"It would surprise many Americans to learn that there is no governmental oversight over the reliability of this country's electrical transmission system," added Peter Lark, chairman of the Michigan Public Service Commission.
There are reliability rules on the books of the North American Electric Reliability Council (NERC), a not for profit corporation comprised of all segments of the electric industry, but these are voluntary.
That situation, says Lark, "is a prescription for disaster."
Proposals in Congress to remedy this would make the rules mandatory and would expand the oversight of the Federal Energy Regulatory Commission (FERC) to ensure they are enforced.
But that would only solve part of concerns that have emerged as the nation asks its aging transmission infrastructure to do a job it was not designed to carry out.
Much of the nation's transmission system was build to move electricity from massive utilities to local customers, but the grid now handles massive power transmissions that zip across the nation.
This is a lucrative business for utilities, but some argue it is putting undue pressure on the transmission infrastructure. And deregulation at the state level - prompted by a 1992 federal energy bill - means utilities are no longer required to reinvest ratepayer money into the transmission system.
According to NERC, utilities spent some $300 million less on upgrades and maintenance to the nation's transmission system in 2000 than they did in 1990 and now have less people to carry out such projects.
Relatively few new transmission lines have been built in the past 15 years, testified Brantley Eldridge, executive manager of the East Central Area Reliability Council, even though demand for electricity continues to increase.
Experts believe the nation's grid could do with some $50 billion to $100 billion in upgrades and maintenance but there is little sign the utilities are keen to foot the bill.
There is good reason for that, says Missouri Representative Roy Blunt, a Republican.
Blunt says bureaucratic and environmental delays for grid upgrades and transmission lines make investors reluctant to fund such projects, even though utilities are guaranteed profits of some 10 to 12 percent by federal and state regulations.
"We can not expect to see the investment and commitment we need to have in power generation and power transmission unless we create some sense of certainty about what the system is going to look like," Blunt said, calling for passage of the full energy bill.
"Having an [energy] policy is more important at this point than what the policy says," Blunt said.
Abraham acknowledged that "the condition of the grid, its age and the demand being put on it creates a lot of concern," and said the administration favors incentives for investment.
"The nation faces a broad set of energy challenges," he told the committee. "It is not just a problem with electricity transmission."
Some Democrats are wary of providing financial incentives for utilities and others to modernize the nation's power grid as they believe the costs will ultimately fall on ratepayers. Massachusetts Democrat Ed Markey says the administration should not be promoting the massive energy bill as the cure for the nation's power grid while it "remains in the dark about the causes of the blackout."

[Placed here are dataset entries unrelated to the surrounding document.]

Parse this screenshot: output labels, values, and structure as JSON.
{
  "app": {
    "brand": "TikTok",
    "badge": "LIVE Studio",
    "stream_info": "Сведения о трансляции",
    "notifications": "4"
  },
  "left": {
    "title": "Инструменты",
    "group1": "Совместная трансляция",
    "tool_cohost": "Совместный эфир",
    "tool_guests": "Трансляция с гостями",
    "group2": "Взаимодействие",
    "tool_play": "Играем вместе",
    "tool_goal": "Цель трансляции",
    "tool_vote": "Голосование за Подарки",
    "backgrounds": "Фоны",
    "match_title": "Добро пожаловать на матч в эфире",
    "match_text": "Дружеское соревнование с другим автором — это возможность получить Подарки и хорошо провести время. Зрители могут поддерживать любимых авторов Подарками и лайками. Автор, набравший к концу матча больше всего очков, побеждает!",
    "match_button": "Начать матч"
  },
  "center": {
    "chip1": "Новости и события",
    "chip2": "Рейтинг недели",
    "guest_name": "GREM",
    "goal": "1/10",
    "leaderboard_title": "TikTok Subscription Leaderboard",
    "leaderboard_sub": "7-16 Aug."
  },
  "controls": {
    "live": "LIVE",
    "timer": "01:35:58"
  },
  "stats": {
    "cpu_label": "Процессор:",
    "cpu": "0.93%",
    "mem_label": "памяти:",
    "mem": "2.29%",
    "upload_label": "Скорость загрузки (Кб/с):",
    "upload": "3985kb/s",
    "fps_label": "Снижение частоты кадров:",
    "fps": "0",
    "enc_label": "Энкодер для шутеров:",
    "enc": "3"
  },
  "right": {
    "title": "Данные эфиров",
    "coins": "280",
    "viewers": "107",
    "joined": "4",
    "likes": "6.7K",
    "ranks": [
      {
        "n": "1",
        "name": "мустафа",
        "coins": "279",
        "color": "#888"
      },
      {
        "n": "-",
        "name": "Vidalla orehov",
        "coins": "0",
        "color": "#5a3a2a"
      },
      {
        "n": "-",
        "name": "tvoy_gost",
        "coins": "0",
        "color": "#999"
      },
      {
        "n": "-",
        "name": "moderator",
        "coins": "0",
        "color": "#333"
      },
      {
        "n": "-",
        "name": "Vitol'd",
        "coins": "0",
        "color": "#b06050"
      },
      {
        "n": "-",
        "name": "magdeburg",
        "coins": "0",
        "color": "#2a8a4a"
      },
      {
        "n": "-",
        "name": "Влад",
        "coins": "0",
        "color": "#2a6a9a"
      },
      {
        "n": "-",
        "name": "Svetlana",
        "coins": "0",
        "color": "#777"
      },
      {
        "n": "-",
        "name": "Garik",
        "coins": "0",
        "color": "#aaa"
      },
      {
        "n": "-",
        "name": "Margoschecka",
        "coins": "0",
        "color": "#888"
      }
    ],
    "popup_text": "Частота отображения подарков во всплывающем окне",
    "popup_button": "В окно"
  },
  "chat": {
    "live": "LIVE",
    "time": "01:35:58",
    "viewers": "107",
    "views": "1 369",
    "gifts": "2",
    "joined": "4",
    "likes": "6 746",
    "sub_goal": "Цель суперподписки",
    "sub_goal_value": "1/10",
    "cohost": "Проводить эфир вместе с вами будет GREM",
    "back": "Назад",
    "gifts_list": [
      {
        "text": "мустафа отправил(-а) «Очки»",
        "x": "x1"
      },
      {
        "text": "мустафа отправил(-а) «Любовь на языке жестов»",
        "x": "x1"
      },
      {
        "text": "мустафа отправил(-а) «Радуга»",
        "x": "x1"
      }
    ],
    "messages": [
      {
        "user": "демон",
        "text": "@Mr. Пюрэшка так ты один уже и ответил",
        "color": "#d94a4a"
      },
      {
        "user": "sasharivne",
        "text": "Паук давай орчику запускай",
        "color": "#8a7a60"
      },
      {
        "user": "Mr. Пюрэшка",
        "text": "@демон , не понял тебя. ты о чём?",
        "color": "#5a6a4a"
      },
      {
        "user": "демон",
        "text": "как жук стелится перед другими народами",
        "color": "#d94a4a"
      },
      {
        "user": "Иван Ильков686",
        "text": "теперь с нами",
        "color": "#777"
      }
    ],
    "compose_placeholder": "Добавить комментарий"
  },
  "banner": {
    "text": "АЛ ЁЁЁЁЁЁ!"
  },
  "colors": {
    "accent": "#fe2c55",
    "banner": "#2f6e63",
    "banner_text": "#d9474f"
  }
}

Markey, who supports the standalone reliability legislation, says the administration is using the blackout to push for the immediate adoption of an energy bill that would make "sweeping deregulatory changes in electricity law and launch a wide ranging assault on our environment in the name of increasing oil and gas production."
Even supporters of the energy bill questioned the ability of lawmakers to prevent another power outage.
"I do not know why any of us think we can write legislation to solve a problem when we do not know what caused it," said Georgia Representative Charles Norwood, a Republican.
The House Energy and Commerce Committee will conduct a second day of hearings into the blackout on Thursday.